_Task directions_:
Only the pictures should be left out; repeat the rest of the data exactly.

-- Input for this task follows --

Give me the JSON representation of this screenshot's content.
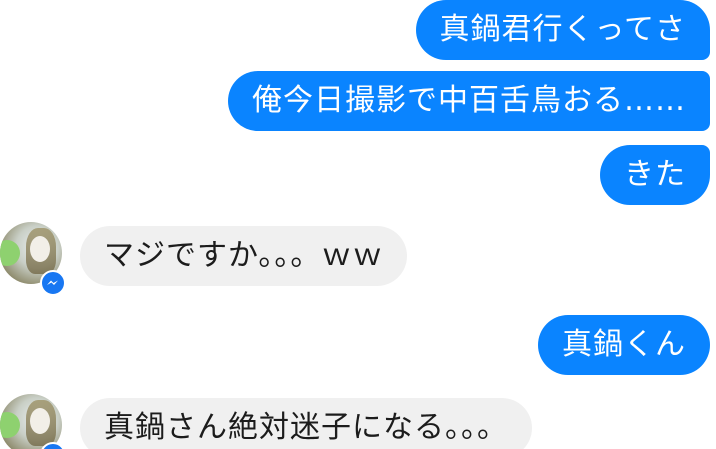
{
  "messages": [
    {
      "id": "m1",
      "direction": "outgoing",
      "text": "真鍋君行くってさ"
    },
    {
      "id": "m2",
      "direction": "outgoing",
      "text": "俺今日撮影で中百舌鳥おる……"
    },
    {
      "id": "m3",
      "direction": "outgoing",
      "text": "きた"
    },
    {
      "id": "m4",
      "direction": "incoming",
      "text": "マジですか。。。ｗｗ"
    },
    {
      "id": "m5",
      "direction": "outgoing",
      "text": "真鍋くん"
    },
    {
      "id": "m6",
      "direction": "incoming",
      "text": "真鍋さん絶対迷子になる。。。"
    }
  ],
  "colors": {
    "outgoing_bubble": "#0a84ff",
    "incoming_bubble": "#f0f0f0",
    "messenger_badge": "#1877f2"
  },
  "icons": {
    "avatar": "contact-avatar",
    "badge": "messenger-icon"
  }
}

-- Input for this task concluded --

_Result of the task_:
Give me the JSON representation of this screenshot's content.
{
  "messages": [
    {
      "id": "m1",
      "direction": "outgoing",
      "text": "真鍋君行くってさ"
    },
    {
      "id": "m2",
      "direction": "outgoing",
      "text": "俺今日撮影で中百舌鳥おる……"
    },
    {
      "id": "m3",
      "direction": "outgoing",
      "text": "きた"
    },
    {
      "id": "m4",
      "direction": "incoming",
      "text": "マジですか。。。ｗｗ"
    },
    {
      "id": "m5",
      "direction": "outgoing",
      "text": "真鍋くん"
    },
    {
      "id": "m6",
      "direction": "incoming",
      "text": "真鍋さん絶対迷子になる。。。"
    }
  ],
  "colors": {
    "outgoing_bubble": "#0a84ff",
    "incoming_bubble": "#f0f0f0",
    "messenger_badge": "#1877f2"
  },
  "icons": {
    "avatar": "contact-avatar",
    "badge": "messenger-icon"
  }
}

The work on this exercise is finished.